Items from an interface collection
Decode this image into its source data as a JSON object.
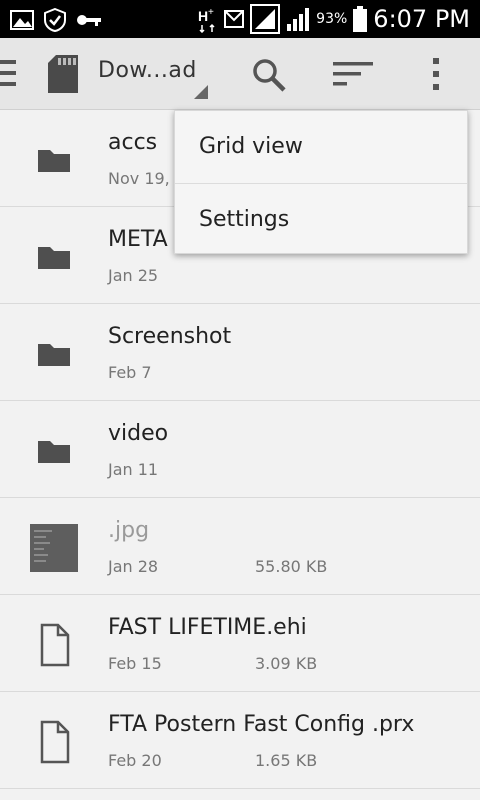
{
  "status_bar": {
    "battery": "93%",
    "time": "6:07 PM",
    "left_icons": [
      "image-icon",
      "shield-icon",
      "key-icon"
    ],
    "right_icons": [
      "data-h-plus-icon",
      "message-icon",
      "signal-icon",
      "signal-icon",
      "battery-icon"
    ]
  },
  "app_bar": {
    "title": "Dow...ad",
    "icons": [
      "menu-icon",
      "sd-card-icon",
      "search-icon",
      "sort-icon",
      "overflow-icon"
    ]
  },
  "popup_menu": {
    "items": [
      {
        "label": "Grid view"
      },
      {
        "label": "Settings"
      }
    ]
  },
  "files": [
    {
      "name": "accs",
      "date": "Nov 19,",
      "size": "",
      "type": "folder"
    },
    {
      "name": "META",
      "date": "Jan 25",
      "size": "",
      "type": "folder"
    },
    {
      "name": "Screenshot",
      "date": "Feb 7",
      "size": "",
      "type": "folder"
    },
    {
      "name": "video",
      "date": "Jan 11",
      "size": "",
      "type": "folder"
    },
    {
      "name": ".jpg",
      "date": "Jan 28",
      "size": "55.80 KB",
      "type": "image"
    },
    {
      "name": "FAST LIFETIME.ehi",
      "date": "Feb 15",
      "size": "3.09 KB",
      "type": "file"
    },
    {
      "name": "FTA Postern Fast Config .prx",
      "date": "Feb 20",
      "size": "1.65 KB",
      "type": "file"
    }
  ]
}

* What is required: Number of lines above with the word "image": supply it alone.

* The completed task: 3